When one sends data (say
stdout) to a temporary file, it is likely that something would be done with that data (the temporary file will be used as
stdin for some process), then the temporary file will be deleted.
A pipe is a variant of special files, that can chain together commands; passing output from one program, as the input of another.
Generally, a regular pipe would be destroyed right after the process, but a named pipe (commonly named, and not necessarily 100% accurate, "FIFO"), will keep alive after the process ended, until a certain point.
A temporary file is likely to be deleted after usage and a named pipe isn't, but what is the difference between a temporary file and a pipe in general, or at least, an anonymous pipe?

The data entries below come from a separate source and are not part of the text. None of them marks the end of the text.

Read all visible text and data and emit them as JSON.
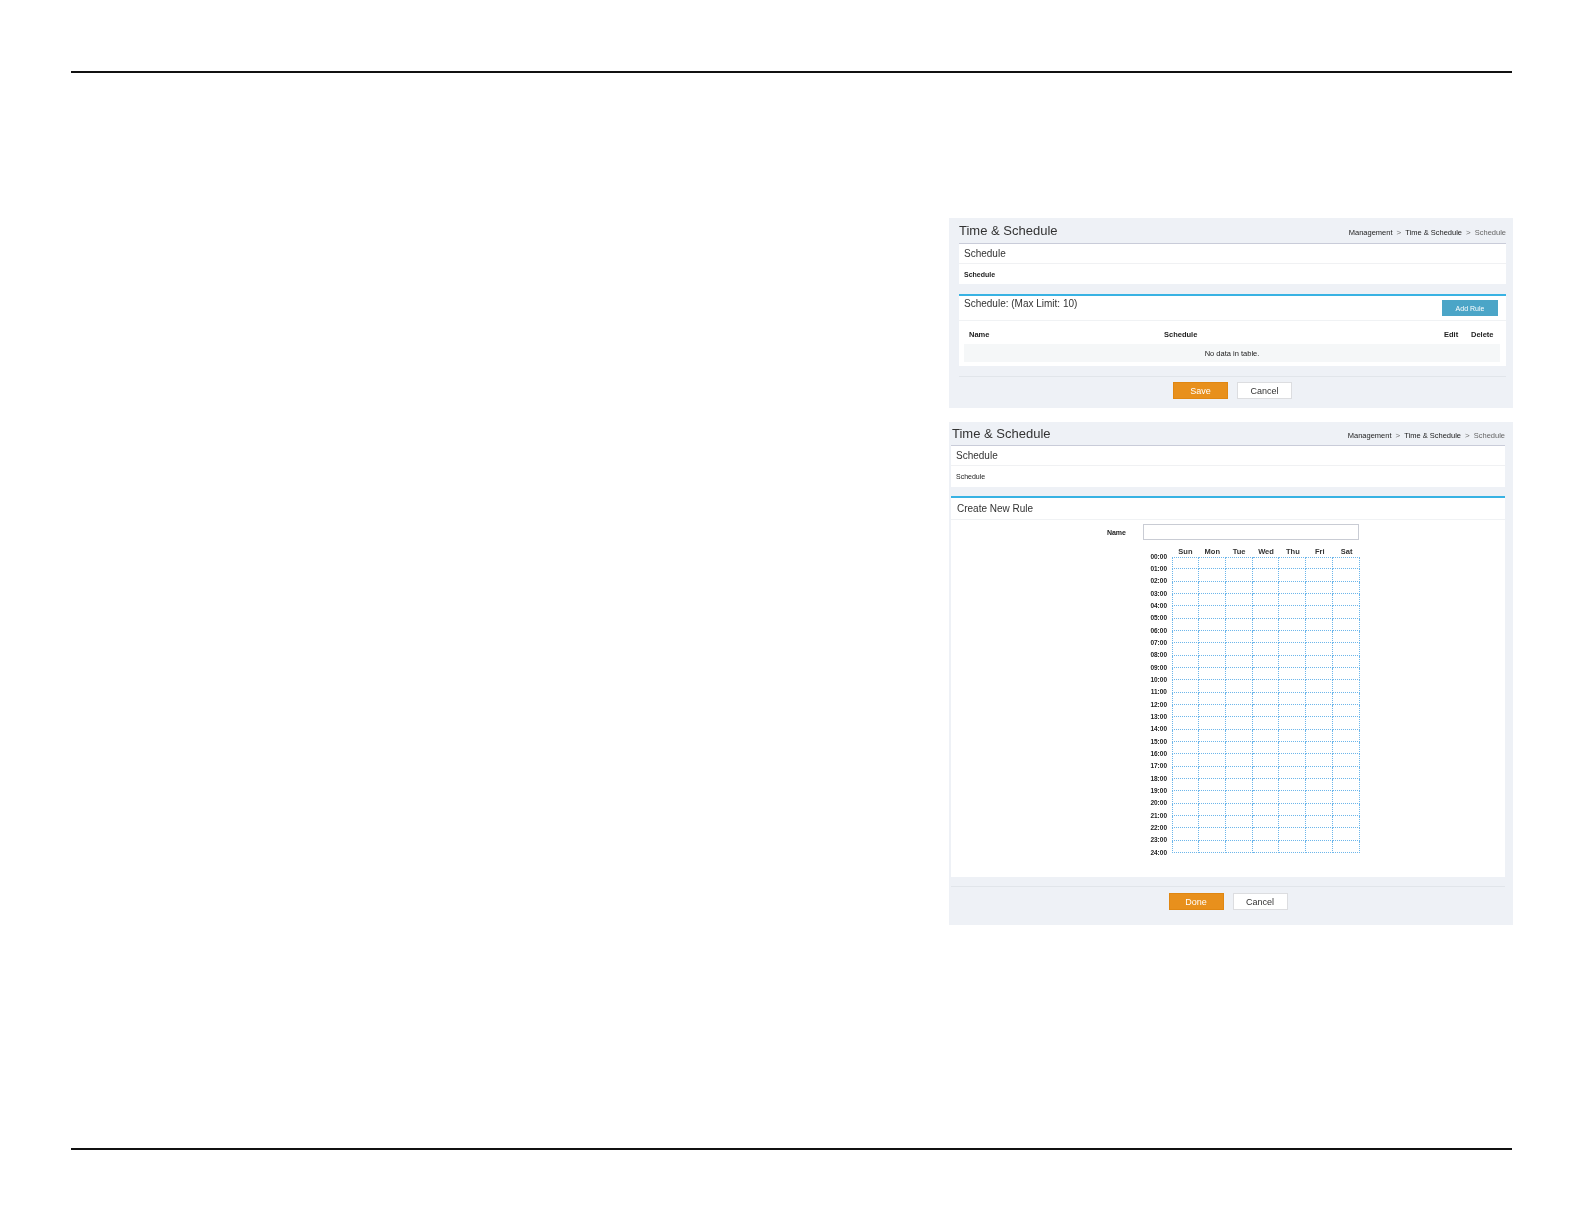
{
  "panels": [
    {
      "kind": "rule_list",
      "title": "Time & Schedule",
      "breadcrumb": [
        {
          "text": "Management",
          "kind": "link"
        },
        {
          "text": ">",
          "kind": "separator"
        },
        {
          "text": "Time & Schedule",
          "kind": "link"
        },
        {
          "text": ">",
          "kind": "separator"
        },
        {
          "text": "Schedule",
          "kind": "current"
        }
      ],
      "section": {
        "heading": "Schedule",
        "label": "Schedule"
      },
      "rules": {
        "heading": "Schedule: (Max Limit: 10)",
        "add_button": "Add Rule",
        "columns": [
          "Name",
          "Schedule",
          "Edit",
          "Delete"
        ],
        "empty_text": "No data in table."
      },
      "buttons": [
        {
          "label": "Save",
          "kind": "primary"
        },
        {
          "label": "Cancel",
          "kind": "secondary"
        }
      ]
    },
    {
      "kind": "rule_form",
      "title": "Time & Schedule",
      "breadcrumb": [
        {
          "text": "Management",
          "kind": "link"
        },
        {
          "text": ">",
          "kind": "separator"
        },
        {
          "text": "Time & Schedule",
          "kind": "link"
        },
        {
          "text": ">",
          "kind": "separator"
        },
        {
          "text": "Schedule",
          "kind": "current"
        }
      ],
      "section": {
        "heading": "Schedule",
        "label": "Schedule"
      },
      "form": {
        "heading": "Create New Rule",
        "name_field": {
          "label": "Name"
        },
        "days": [
          "Sun",
          "Mon",
          "Tue",
          "Wed",
          "Thu",
          "Fri",
          "Sat"
        ],
        "hours": [
          "00:00",
          "01:00",
          "02:00",
          "03:00",
          "04:00",
          "05:00",
          "06:00",
          "07:00",
          "08:00",
          "09:00",
          "10:00",
          "11:00",
          "12:00",
          "13:00",
          "14:00",
          "15:00",
          "16:00",
          "17:00",
          "18:00",
          "19:00",
          "20:00",
          "21:00",
          "22:00",
          "23:00",
          "24:00"
        ]
      },
      "buttons": [
        {
          "label": "Done",
          "kind": "primary"
        },
        {
          "label": "Cancel",
          "kind": "secondary"
        }
      ]
    }
  ]
}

I was wrong to think that a "temporary file" a special file, it isn't; It is a regular file that just being used differently; I would say that a pipe differs in the sense that it is defined as a special file, and has a single narrow purpose (chaining), while a temporary file might have other usages besides chaining, but, there might be a more "total" way to describe the difference.